This week, I received my second copy of Hanson’s Shout It Out. Sure, It wasn’t because I’d worn out my first copy (although, if I still played CDs, I’m sure that could’ve been a distinct possibility.) No, the occasion was that the UK release of Shout It Out came with a special Best of 5 DVD that I really wanted. The release coincided with Hanson’s 5of5 concert series in London this week, reprising the US five-nighter (one album a night, for five nights) that launched SIO. Last year, I took the opportunity to put together my list of 25 favorite Hanson songs when writing about the 5of5, which was restreamed to a worldwide audience upon the album’s initial release. This UK DVD collects 13 Hanson performances from the US 50f5, and should serve as a great introduction to new fans, or maybe fans (I was once one of those) who somehow lost touch with the band, but wanted to reconnect with them. If I was to recommend it for one group of people in particular, though, I’d send a copy to people who still believe that Hanson was something of a one-hit wonder that simply faded from the scene when their MMMBop was up.

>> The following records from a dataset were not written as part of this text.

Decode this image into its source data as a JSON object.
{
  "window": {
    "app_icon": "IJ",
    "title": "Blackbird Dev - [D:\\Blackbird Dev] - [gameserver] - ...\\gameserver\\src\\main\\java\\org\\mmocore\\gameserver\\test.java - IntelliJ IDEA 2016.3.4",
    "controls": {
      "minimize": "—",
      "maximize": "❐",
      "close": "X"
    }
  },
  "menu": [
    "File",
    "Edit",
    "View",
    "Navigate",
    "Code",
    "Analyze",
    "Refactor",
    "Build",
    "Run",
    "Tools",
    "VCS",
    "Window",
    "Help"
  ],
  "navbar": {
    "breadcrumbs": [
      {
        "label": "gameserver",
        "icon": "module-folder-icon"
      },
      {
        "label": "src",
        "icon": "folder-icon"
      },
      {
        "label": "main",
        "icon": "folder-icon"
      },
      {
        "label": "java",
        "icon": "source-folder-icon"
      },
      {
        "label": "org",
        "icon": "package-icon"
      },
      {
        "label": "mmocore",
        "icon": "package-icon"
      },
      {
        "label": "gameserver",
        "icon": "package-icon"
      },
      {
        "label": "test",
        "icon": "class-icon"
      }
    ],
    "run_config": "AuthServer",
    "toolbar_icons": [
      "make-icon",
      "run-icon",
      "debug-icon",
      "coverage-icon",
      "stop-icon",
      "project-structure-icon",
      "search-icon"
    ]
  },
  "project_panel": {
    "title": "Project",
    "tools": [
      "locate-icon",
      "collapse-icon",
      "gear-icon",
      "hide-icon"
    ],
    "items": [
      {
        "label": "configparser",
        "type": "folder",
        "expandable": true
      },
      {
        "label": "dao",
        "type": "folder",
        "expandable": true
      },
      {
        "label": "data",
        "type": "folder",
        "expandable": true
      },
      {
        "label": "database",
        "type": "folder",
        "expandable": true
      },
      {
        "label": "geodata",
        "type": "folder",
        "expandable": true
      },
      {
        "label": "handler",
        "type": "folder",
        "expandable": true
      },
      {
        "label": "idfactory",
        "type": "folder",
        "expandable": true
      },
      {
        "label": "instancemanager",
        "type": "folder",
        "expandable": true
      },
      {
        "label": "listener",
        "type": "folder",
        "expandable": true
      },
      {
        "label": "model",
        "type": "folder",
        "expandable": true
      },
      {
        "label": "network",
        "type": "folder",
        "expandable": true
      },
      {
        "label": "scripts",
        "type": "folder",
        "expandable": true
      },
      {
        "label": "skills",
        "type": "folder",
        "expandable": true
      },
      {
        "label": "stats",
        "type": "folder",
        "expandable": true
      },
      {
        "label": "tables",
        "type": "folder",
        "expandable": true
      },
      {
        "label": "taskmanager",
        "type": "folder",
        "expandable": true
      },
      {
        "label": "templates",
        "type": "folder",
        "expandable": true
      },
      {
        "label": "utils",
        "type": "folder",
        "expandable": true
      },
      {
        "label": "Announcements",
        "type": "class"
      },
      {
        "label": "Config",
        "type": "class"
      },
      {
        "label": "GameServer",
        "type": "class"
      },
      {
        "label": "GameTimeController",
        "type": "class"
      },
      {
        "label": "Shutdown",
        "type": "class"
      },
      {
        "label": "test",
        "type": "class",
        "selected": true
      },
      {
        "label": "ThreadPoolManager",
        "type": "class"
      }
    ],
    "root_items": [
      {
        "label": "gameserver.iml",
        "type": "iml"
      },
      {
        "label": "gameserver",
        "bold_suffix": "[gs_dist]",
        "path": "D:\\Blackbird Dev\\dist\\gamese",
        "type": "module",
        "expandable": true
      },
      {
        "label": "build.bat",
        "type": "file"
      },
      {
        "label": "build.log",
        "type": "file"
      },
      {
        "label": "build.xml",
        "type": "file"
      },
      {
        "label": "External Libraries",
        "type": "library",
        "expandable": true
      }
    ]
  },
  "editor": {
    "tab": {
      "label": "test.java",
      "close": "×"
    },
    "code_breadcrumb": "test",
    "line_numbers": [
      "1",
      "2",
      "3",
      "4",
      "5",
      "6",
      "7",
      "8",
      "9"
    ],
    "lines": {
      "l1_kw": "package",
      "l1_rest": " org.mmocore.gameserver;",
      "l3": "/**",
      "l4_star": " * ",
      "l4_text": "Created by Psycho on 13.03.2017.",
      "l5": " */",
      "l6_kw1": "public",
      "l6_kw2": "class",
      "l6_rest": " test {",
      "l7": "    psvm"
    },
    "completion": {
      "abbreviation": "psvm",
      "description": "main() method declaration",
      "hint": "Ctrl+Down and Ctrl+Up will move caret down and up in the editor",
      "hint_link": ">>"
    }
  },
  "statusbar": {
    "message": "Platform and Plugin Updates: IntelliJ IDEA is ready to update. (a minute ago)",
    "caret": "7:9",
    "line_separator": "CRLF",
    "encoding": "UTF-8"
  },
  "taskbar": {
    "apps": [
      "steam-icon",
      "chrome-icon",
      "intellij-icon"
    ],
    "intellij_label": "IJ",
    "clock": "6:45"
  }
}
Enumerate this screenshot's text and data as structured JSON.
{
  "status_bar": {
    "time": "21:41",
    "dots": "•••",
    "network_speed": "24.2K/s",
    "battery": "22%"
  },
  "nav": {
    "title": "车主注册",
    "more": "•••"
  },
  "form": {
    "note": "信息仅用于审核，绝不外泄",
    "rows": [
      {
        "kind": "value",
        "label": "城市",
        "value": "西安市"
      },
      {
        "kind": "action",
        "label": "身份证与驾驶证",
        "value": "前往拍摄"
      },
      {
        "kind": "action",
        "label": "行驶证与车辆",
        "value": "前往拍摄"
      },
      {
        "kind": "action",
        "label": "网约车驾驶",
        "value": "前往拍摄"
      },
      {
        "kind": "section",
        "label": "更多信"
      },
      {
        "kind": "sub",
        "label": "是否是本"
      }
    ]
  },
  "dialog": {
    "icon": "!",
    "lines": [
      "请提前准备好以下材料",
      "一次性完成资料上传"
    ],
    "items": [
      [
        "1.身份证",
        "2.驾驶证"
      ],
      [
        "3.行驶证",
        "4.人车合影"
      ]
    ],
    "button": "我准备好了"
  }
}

For the rest of us, the DVD doesn’t contain surprises of the sort that open-minded pop lovers should get when they realize that Hanson is still very much alive and kicking, but I’m not one to complain. I loved most of these performances when I saw the 5of5 re-stream last year, and I love them today. But focus on singles on Best of 5 means that some tough choices had to be made, not all of them to my liking. I would have liked it if they had included at least one of the rarer singles on this DVD, say, Weird or Thinking Of You off Middle of Nowhere, instead of yet another performance of Where’s The Love (which has been on previous releases Live From Albertane, Underneath Acoustic Live and Live & Electric). This is partly an issue of personal taste, of course, since I probably wouldn’t have objected to yet another version of I Will Come To You. The Where’s The Love version on this DVD actually is among my favorite versions of the song, but it has never been in my Hanson pantheon. Likewise, and as much as it pains me to say this about a song written and performed by Zac Hanson, I wasn’t exactly thrilled to see Go, the first single off The Walk, making the cut. The rules the band had made for the selection probably made it impossible to ignore, but it remains one of my least favorite Hanson songs of all time. Maybe Geat Divide could have been given the task of defending that album honor by itself, or the rules could have been bent to include a song like Been There Before, another great intro song for people who think they know Hanson when they actually don’t.
Luckily, the focus on singles left room for Lost Withouth Each Other, the second single off Underneath, not previously released in a live version. The band reported has been reluctant to play it live, which gives the 5of5 performance a shine of exlusivity. Included in the lower half of my Top 25 list, it’s a song that has the old-style rock n’ roll feeling of a song like Thinking ‘Bout Somethin’, yet it never felt out of place on the Underneath album. The song and video also launched the Are You Listening? tagline that became an integral part of the promotion of the record. The DVD also has a good version of Isaac’s Deeper, sounding tighter than it has in previous versions. However, I am still slightly torn on Save Me, a This Time Around tune. The TTA night of the 50f5 was uneven, and I don’t think Taylor was at his best here. While I like the song, it has never been among my definitive favorites from that album, not least because it was preceded by If Only, Runaway Run and This Time Around, three Hanson classics. The album version of Save Me has a nice gospel touch, but live, it’s just not very exciting. Again, if was responsible for the setlist on the DVD, I might have yanked it in place of, say, Strong Enough To Break from Underneath. But again, this is a question of taste. Using my own standard when I argued against Where’s The Love, I guess it’s OK that Save Me won the day. It’s more exclusive as a live track, whereas Strong Enough To Break was on both Underneath Acoustic Live and Live & Electric.
When I’m nitpicking like this, it’s out of love. I used to watch video clips from the heights of Beatlemania, or of girls fainting in droves at Backstreet Boys concerts and not really understand what could make people feel that strongly about a band. Blind devotion, definition, definitely, but physical reactions? But that was before I was reintroduced to Hanson back in 2005. I’m usually not the squealing, hyperventilating kind, but whenever I see a new Hanson concert stream – or, heck every time I hear MMMBop or Penny & Me – I’m reduced to mess of genuine, ecstatic emotion. I don’t know why, exactly; all I know is that it has to do with a combination of the music itself and a set of very personal reasons, the first of which is my unbending crush on Zac Hanson. Let me end by saying this: I think I would have bought this DVD even if I didn’t like the music. It offers lots of Zac, and for Hanson haters, there’s always the mute button.